(App and web page records)

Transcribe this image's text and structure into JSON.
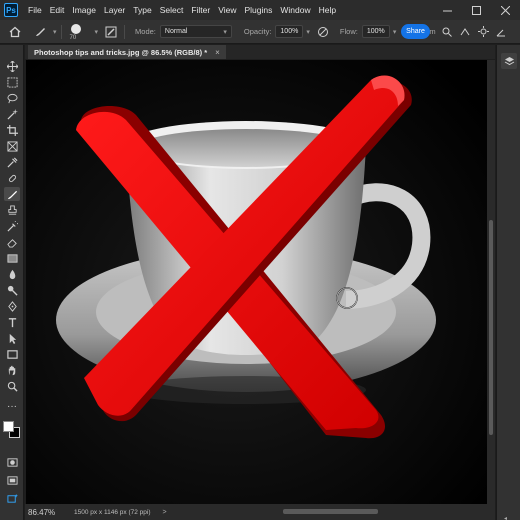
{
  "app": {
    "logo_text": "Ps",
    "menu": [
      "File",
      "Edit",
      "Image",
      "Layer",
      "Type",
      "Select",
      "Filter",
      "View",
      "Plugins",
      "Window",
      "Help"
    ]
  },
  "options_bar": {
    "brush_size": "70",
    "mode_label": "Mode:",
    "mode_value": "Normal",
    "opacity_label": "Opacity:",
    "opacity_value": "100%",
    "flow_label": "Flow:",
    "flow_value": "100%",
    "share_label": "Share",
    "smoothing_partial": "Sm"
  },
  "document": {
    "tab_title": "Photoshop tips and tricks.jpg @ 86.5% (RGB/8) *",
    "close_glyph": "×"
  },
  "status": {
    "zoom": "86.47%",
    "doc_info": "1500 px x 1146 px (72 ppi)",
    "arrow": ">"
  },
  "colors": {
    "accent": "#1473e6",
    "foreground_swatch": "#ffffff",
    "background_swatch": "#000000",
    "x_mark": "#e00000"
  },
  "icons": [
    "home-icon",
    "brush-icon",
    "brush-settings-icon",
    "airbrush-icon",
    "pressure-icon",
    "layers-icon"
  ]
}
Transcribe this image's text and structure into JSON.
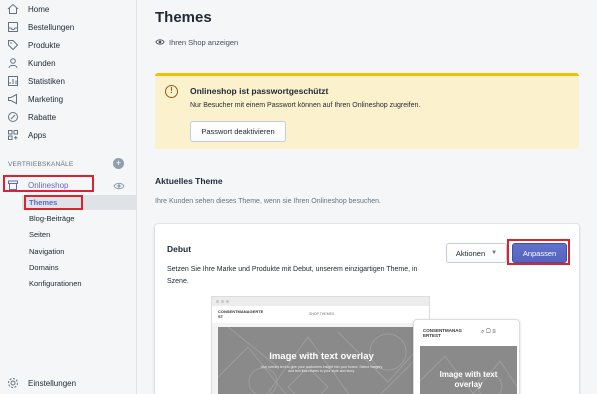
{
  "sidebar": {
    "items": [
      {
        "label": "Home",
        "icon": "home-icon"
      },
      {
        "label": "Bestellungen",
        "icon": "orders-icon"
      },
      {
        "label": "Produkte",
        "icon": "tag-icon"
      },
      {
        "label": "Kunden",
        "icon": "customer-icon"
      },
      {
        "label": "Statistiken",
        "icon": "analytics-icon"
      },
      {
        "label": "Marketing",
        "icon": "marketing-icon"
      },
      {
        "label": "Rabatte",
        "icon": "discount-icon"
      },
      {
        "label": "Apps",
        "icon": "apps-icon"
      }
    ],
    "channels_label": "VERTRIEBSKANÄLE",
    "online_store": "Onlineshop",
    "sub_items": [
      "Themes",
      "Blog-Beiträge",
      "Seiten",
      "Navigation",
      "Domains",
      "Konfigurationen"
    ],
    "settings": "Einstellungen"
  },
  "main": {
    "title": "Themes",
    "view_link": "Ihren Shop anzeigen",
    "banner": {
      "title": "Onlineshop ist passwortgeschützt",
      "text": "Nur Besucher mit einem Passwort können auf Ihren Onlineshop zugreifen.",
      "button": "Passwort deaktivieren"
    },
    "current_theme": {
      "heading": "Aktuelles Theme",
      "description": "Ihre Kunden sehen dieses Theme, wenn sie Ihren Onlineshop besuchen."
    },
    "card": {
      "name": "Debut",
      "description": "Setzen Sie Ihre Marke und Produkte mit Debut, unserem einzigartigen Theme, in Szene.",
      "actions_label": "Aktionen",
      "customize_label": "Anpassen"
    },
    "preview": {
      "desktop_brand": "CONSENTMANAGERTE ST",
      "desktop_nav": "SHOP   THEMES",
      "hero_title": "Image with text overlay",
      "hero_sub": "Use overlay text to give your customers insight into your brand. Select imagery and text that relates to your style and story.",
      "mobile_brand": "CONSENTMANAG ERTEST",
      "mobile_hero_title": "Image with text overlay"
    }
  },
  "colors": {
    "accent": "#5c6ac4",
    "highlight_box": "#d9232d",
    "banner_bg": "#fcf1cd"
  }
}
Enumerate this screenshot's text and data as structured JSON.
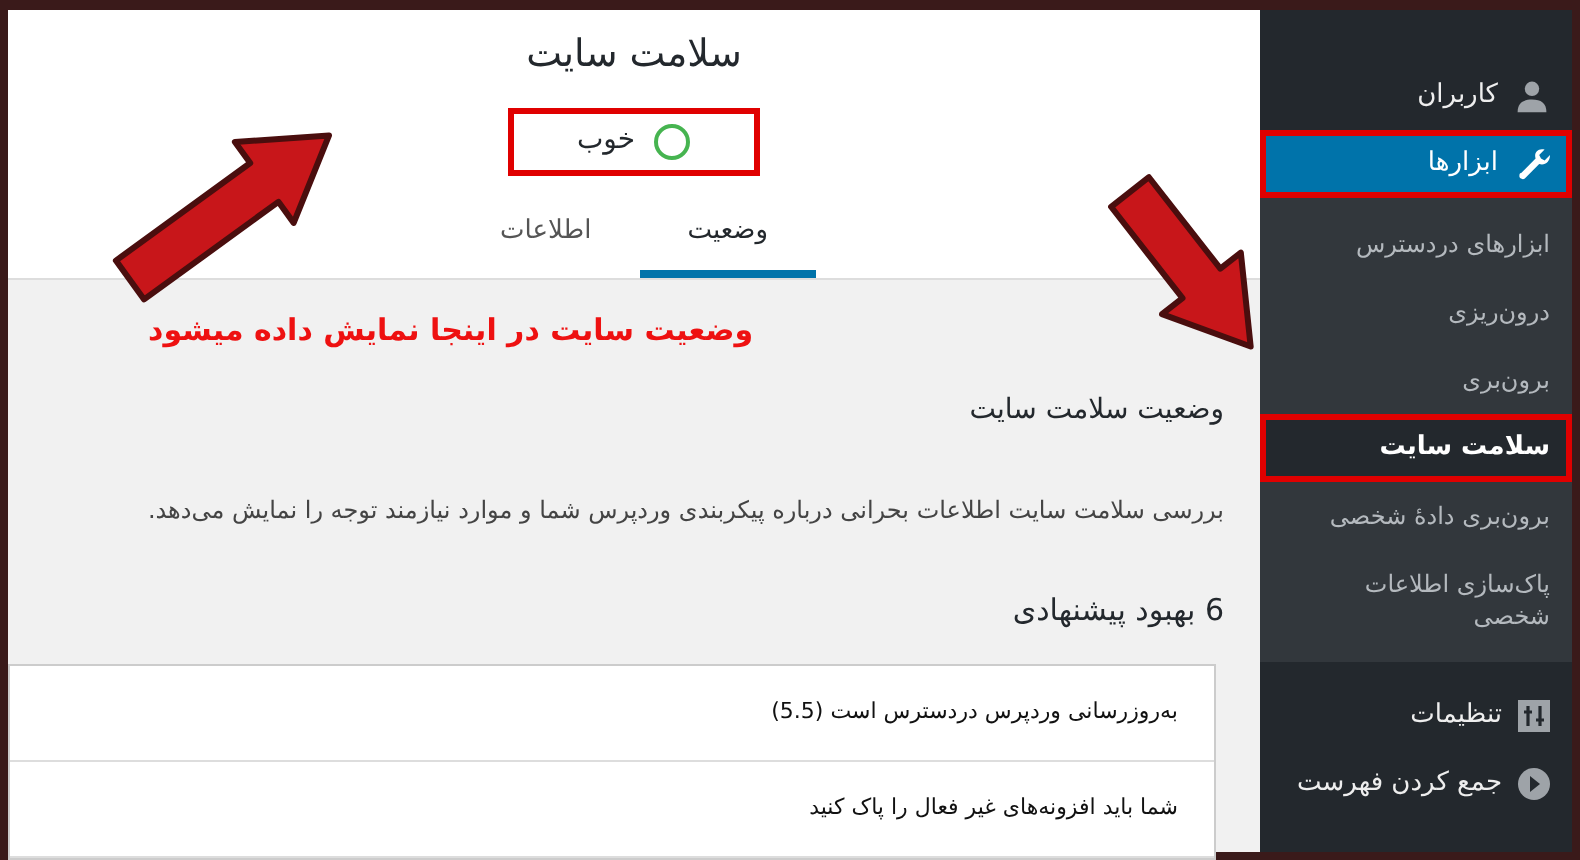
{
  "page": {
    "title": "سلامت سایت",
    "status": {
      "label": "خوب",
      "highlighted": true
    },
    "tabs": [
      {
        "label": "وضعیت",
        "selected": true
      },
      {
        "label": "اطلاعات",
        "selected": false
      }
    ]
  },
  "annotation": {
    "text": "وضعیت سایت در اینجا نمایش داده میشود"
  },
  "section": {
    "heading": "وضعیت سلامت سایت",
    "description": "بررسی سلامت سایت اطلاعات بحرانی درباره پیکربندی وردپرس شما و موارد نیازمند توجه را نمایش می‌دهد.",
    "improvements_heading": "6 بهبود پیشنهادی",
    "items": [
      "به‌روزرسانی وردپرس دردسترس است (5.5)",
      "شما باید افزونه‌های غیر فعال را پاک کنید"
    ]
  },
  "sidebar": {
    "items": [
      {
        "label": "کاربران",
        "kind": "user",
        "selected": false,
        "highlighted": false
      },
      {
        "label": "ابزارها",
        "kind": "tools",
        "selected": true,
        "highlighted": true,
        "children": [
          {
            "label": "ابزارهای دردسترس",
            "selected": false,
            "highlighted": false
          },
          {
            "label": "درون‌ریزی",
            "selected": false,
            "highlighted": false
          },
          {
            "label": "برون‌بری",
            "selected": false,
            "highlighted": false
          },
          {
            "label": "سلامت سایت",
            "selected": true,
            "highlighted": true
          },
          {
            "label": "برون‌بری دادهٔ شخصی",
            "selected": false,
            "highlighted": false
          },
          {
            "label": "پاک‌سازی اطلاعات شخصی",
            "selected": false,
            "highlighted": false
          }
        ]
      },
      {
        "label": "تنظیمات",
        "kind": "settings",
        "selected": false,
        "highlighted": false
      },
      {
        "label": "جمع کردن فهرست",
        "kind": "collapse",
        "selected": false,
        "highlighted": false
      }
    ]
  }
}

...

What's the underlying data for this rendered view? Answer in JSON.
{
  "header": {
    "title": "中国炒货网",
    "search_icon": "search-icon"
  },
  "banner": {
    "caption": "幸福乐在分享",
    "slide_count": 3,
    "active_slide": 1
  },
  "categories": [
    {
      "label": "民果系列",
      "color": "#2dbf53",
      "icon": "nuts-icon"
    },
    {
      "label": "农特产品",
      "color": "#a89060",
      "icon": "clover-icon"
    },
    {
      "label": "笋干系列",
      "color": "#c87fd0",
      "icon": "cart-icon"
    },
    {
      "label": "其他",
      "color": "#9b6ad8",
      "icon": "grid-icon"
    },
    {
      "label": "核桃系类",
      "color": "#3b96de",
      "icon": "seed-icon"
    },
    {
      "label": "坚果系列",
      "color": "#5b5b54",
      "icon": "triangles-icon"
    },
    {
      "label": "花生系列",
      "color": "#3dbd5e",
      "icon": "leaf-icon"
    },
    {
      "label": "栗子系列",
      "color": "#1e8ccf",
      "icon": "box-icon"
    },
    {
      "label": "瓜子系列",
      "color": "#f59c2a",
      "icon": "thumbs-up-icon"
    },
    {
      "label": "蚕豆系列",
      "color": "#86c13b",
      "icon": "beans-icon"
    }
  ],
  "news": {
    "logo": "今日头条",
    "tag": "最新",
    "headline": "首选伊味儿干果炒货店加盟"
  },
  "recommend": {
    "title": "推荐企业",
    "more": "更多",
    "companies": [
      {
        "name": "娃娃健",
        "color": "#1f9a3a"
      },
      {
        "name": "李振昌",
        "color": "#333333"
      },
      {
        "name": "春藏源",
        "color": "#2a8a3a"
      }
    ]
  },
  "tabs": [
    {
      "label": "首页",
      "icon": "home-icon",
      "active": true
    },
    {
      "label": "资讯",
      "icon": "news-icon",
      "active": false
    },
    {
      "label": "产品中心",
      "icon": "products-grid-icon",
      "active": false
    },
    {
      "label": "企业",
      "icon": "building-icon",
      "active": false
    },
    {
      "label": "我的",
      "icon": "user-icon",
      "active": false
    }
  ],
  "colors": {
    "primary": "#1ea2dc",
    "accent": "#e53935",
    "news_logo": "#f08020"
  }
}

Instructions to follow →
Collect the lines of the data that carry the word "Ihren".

Answer space →
    "view_link": "Ihren Shop anzeigen",
      "text": "Nur Besucher mit einem Passwort können auf Ihren Onlineshop zugreifen.",
      "description": "Ihre Kunden sehen dieses Theme, wenn sie Ihren Onlineshop besuchen."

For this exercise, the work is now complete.